John E. Miller

Ex-legislator noted for financial acuity

Former longtime state Rep. John E. Miller died Wednesday night at his home in Melbourne at age 85.

The cause of death was not immediately known Thursday.

Legislators who served alongside Miller said he will be remembered most for his knowledge about state finances, as well as his lighthearted manner that turned serious when it was time to work.

The former colleagues described Miller as a leader, teacher, devout Christian and asset to the state, who gained the respect of everybody with whom he worked.

“He cared about people, and he really wanted to help people and help the state,” said John Paul Capps, a former state representative and senator who served alongside Miller for 36 years. “John was a very, very influential person. You don’t see people like that come along all that often, and when they do, they make a profound difference.”

Miller, a Democrat, represented Izard County and portions of Independence and Sharp counties in the Arkansas General Assembly for 20 terms, starting in 1959. He retired in 1998.

During his 40 years in the state Legislature, Miller was a member of the House Revenue and Taxation Committee, the House Insurance and Commerce Committee, the Joint Committee on Advanced Communications and Information Technology, and the Joint Committee on Energy. He served for a period as the House chairman of the Joint Budget Committee, and he was the speaker of the House in the 1979-80 session.

Capps said that though Miller was a well-rounded legislator, state finances were his true expertise.

“I can remember him standing there on the floor of the House presenting budget bills,” Capps said. “It was just a routine thing that people got bored with, like driving down an interstate with no curves in the road. But John would stand up there for hours and explain every budget and answer every question.”

Miller graduated from Arkansas State University at Jonesboro in 1949 with a degree in chemistry. In November of that year, he married Ruby Robertson. They had three children, David Miller, Martha Miller and Naomi Roper; eight grandchildren and 12 great-grandchildren.

Before running for state office, Miller served four years as the Izard County clerk.
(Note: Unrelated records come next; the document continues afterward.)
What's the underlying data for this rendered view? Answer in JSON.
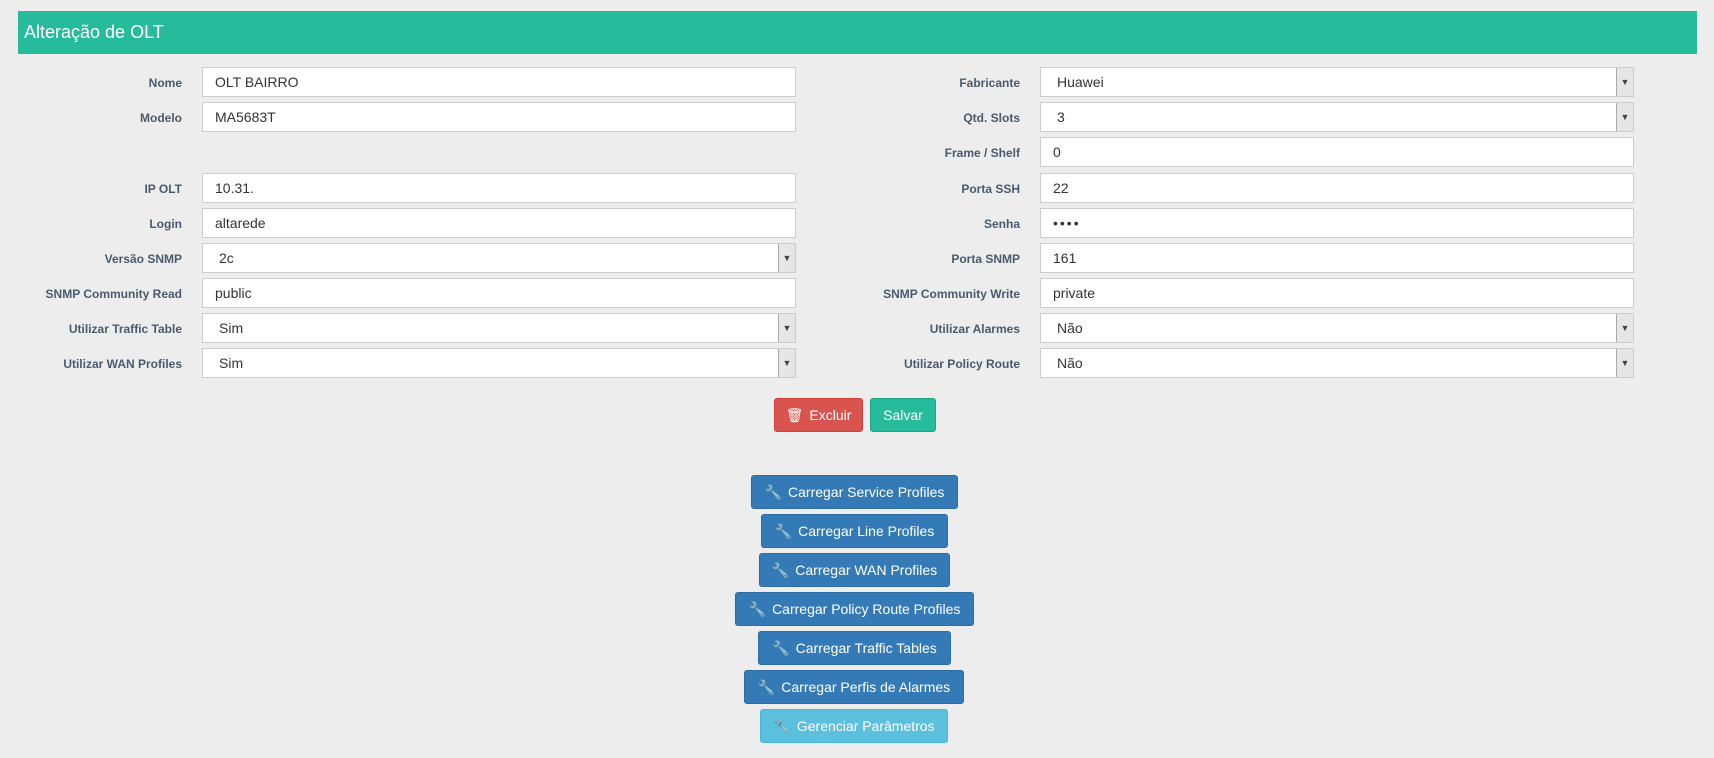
{
  "header": {
    "title": "Alteração de OLT"
  },
  "left": [
    {
      "label": "Nome",
      "value": "OLT BAIRRO"
    },
    {
      "label": "Modelo",
      "value": "MA5683T"
    },
    {
      "label": "IP OLT",
      "value": "10.31."
    },
    {
      "label": "Login",
      "value": "altarede"
    },
    {
      "label": "Versão SNMP",
      "value": "2c"
    },
    {
      "label": "SNMP Community Read",
      "value": "public"
    },
    {
      "label": "Utilizar Traffic Table",
      "value": "Sim"
    },
    {
      "label": "Utilizar WAN Profiles",
      "value": "Sim"
    }
  ],
  "right": [
    {
      "label": "Fabricante",
      "value": "Huawei"
    },
    {
      "label": "Qtd. Slots",
      "value": "3"
    },
    {
      "label": "Frame / Shelf",
      "value": "0"
    },
    {
      "label": "Porta SSH",
      "value": "22"
    },
    {
      "label": "Senha",
      "value": "••••"
    },
    {
      "label": "Porta SNMP",
      "value": "161"
    },
    {
      "label": "SNMP Community Write",
      "value": "private"
    },
    {
      "label": "Utilizar Alarmes",
      "value": "Não"
    },
    {
      "label": "Utilizar Policy Route",
      "value": "Não"
    }
  ],
  "actions": {
    "delete_label": "Excluir",
    "save_label": "Salvar"
  },
  "tools": [
    "Carregar Service Profiles",
    "Carregar Line Profiles",
    "Carregar WAN Profiles",
    "Carregar Policy Route Profiles",
    "Carregar Traffic Tables",
    "Carregar Perfis de Alarmes",
    "Gerenciar Parâmetros"
  ],
  "icons": {
    "delete": "trash-icon",
    "tool": "wrench-icon",
    "select": "chevron-down-icon"
  }
}
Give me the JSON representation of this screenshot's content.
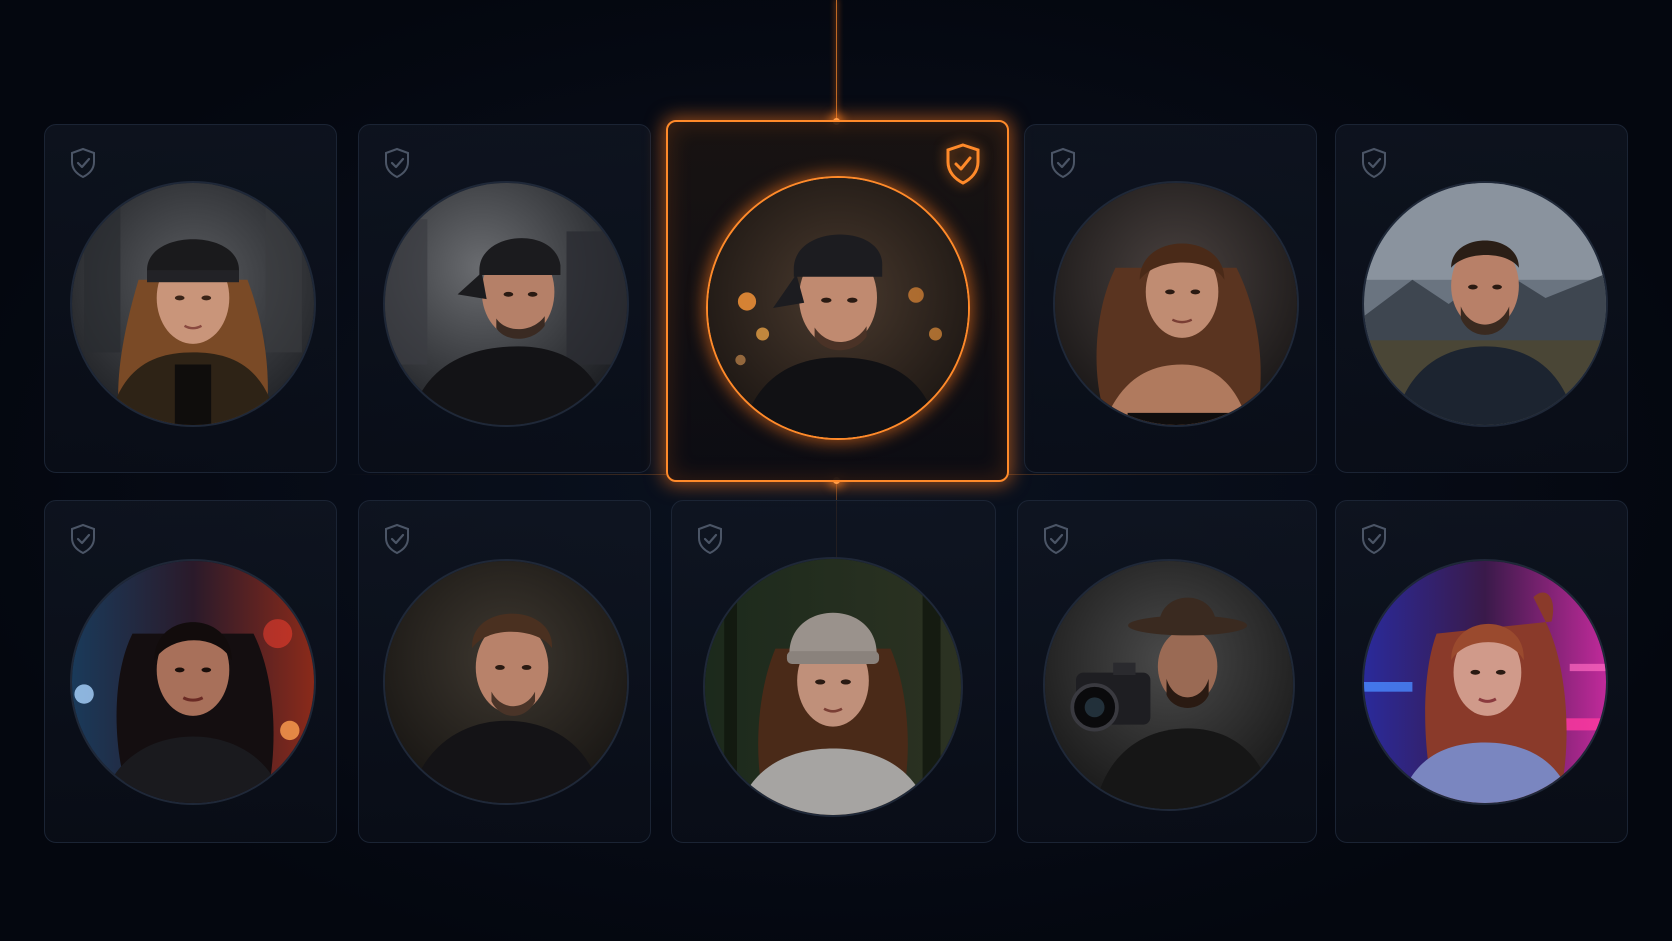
{
  "colors": {
    "background": "#050912",
    "accent": "#ff8a2a",
    "card_border": "#1b2434",
    "shield_inactive": "#4b5566"
  },
  "grid": {
    "selected_index": 2,
    "rows": [
      {
        "cards": [
          {
            "avatar": "woman-beanie-portrait",
            "shield_icon": "shield-check-icon",
            "verified": true
          },
          {
            "avatar": "man-backwards-cap-portrait",
            "shield_icon": "shield-check-icon",
            "verified": true
          },
          {
            "avatar": "man-backwards-cap-bokeh-portrait",
            "shield_icon": "shield-check-icon",
            "verified": true,
            "selected": true
          },
          {
            "avatar": "woman-wavy-hair-portrait",
            "shield_icon": "shield-check-icon",
            "verified": true
          },
          {
            "avatar": "man-mountains-portrait",
            "shield_icon": "shield-check-icon",
            "verified": true
          }
        ]
      },
      {
        "cards": [
          {
            "avatar": "woman-neon-red-portrait",
            "shield_icon": "shield-check-icon",
            "verified": true
          },
          {
            "avatar": "man-hoodie-portrait",
            "shield_icon": "shield-check-icon",
            "verified": true
          },
          {
            "avatar": "woman-knit-beanie-forest-portrait",
            "shield_icon": "shield-check-icon",
            "verified": true
          },
          {
            "avatar": "photographer-hat-camera-portrait",
            "shield_icon": "shield-check-icon",
            "verified": true
          },
          {
            "avatar": "woman-neon-pink-portrait",
            "shield_icon": "shield-check-icon",
            "verified": true
          }
        ]
      }
    ]
  }
}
According to his obituary, Miller also worked at Reynolds Metal Co. in Saline County. He then returned to Melbourne to open an insurance agency, title abstract business and real-estate brokerage before entering public service.

According to an article published in the Arkansas Democrat-Gazette in 1993, one of Miller’s accomplishments was championing the construction of a new state office building, known as Big Mac II, on the Capitol grounds. It was noted in the article that the process by which Miller had the budget bills passed to help finance Big Mac II was “Miller personified”: “He fought for what he believed, refused to quit, and came out on top.”
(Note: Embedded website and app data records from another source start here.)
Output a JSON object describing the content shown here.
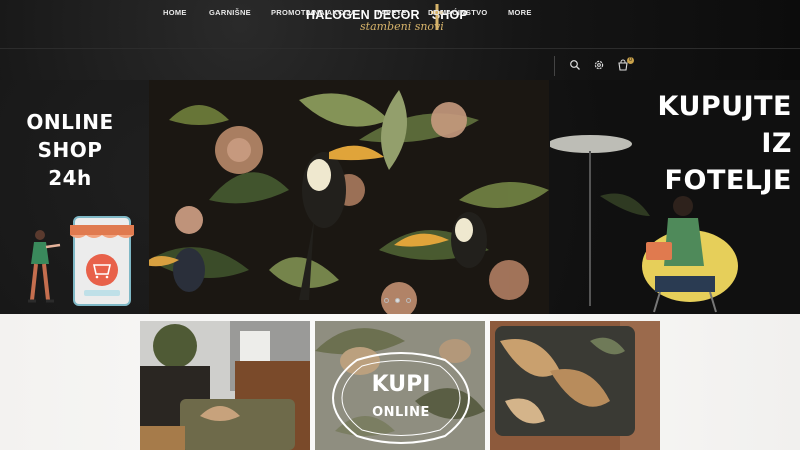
{
  "header": {
    "logo_main": "HALOGEN DECOR",
    "logo_shop": "SHOP",
    "logo_tagline": "stambeni snovi",
    "nav": [
      {
        "label": "HOME"
      },
      {
        "label": "GARNIŠNE"
      },
      {
        "label": "PROMOTIVNA AKCIJA"
      },
      {
        "label": "TAPETE"
      },
      {
        "label": "DOMAĆINSTVO"
      },
      {
        "label": "MORE"
      }
    ],
    "icons": [
      "search-icon",
      "settings-icon",
      "cart-icon"
    ],
    "cart_count": "0"
  },
  "banner": {
    "left_text": [
      "ONLINE",
      "SHOP",
      "24h"
    ],
    "right_text": [
      "KUPUJTE",
      "IZ",
      "FOTELJE"
    ],
    "slides": 3,
    "active_slide": 1
  },
  "promo": {
    "line1": "KUPI",
    "line2": "ONLINE"
  },
  "colors": {
    "accent": "#c9a14a",
    "header_bg": "#141414",
    "text_light": "#ffffff",
    "lower_bg": "#f5f4f2"
  }
}
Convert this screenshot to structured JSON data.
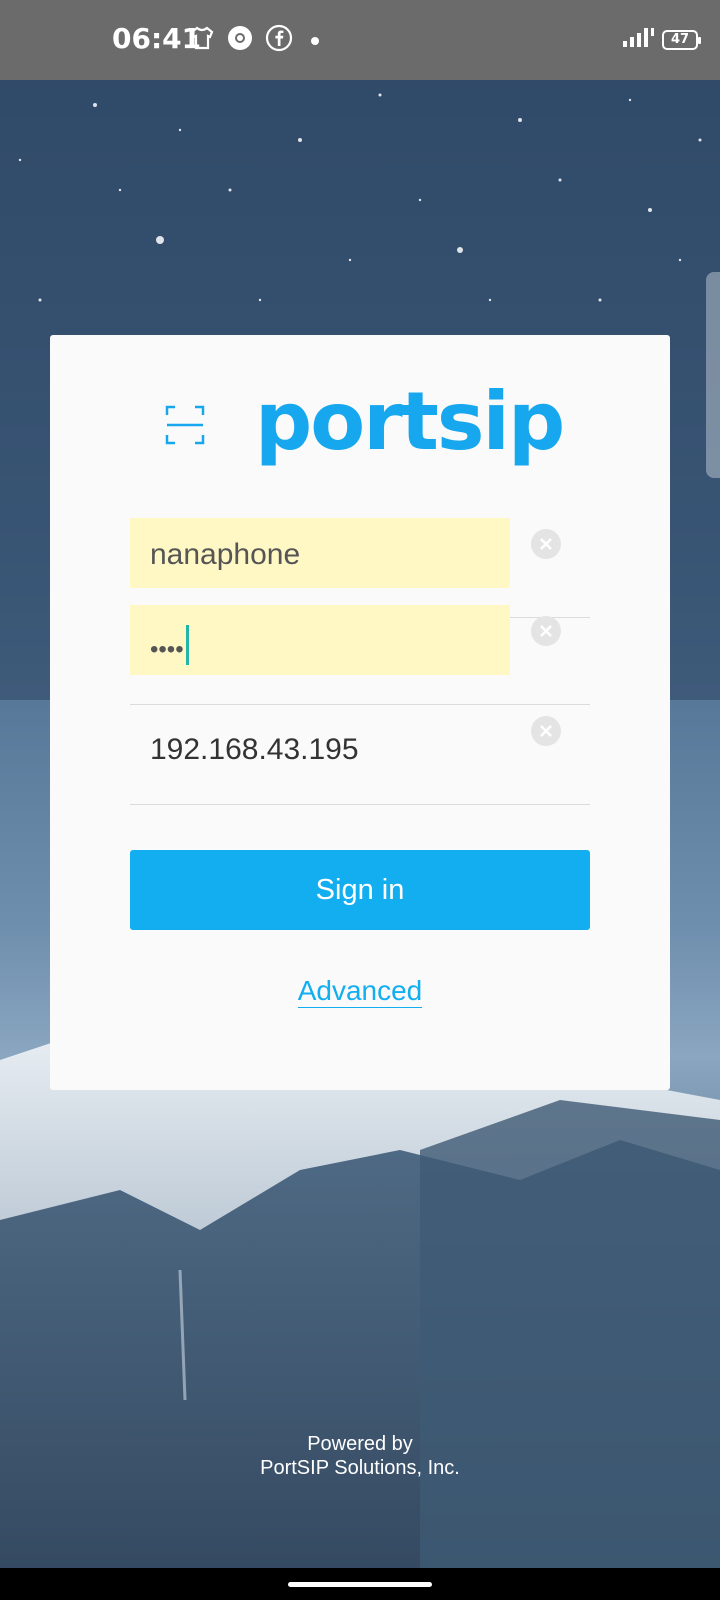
{
  "status_bar": {
    "time": "06:41",
    "icons": [
      "tshirt-icon",
      "chrome-icon",
      "facebook-icon",
      "dot-icon"
    ],
    "battery": "47",
    "signal_icon": "signal-icon"
  },
  "login": {
    "logo_text": "portsip",
    "scan_icon": "qr-scan-icon",
    "username": "nanaphone",
    "password_mask": "••••",
    "server": "192.168.43.195",
    "sign_in_label": "Sign in",
    "advanced_label": "Advanced"
  },
  "footer": {
    "line1": "Powered by",
    "line2": "PortSIP Solutions, Inc."
  },
  "colors": {
    "accent": "#12aeef",
    "autofill": "#fff8c4",
    "status_bar": "#6b6b6b"
  }
}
Later in his tenure, Miller willingly shared his institutional knowledge with anyone who wanted to learn, former legislators said.

“Here I was, a freshman, 24 years old. I was new, and he could have looked right past me,” said former state Rep. Shane Broadway, who served his first term in the House as Miller was serving his last. “He was very knowledgeable, and he was a great teacher on the House and how it functioned. That’s what I’ll always remember him for.”

Gov. Mike Beebe said Miller acted as his legislative mentor when he started his tenure in the state Senate in the early 1980s.

“John Miller was one of the men who taught me how Arkansas’s budget worked when I arrived in the Senate,” Beebe said in an emailed statement. “He was a force to be reckoned with, a man who commanded respect throughout state government. But most importantly, even with all the power and influence that his 40 years in the House afforded him, John always remained a consummate gentleman and a good friend.”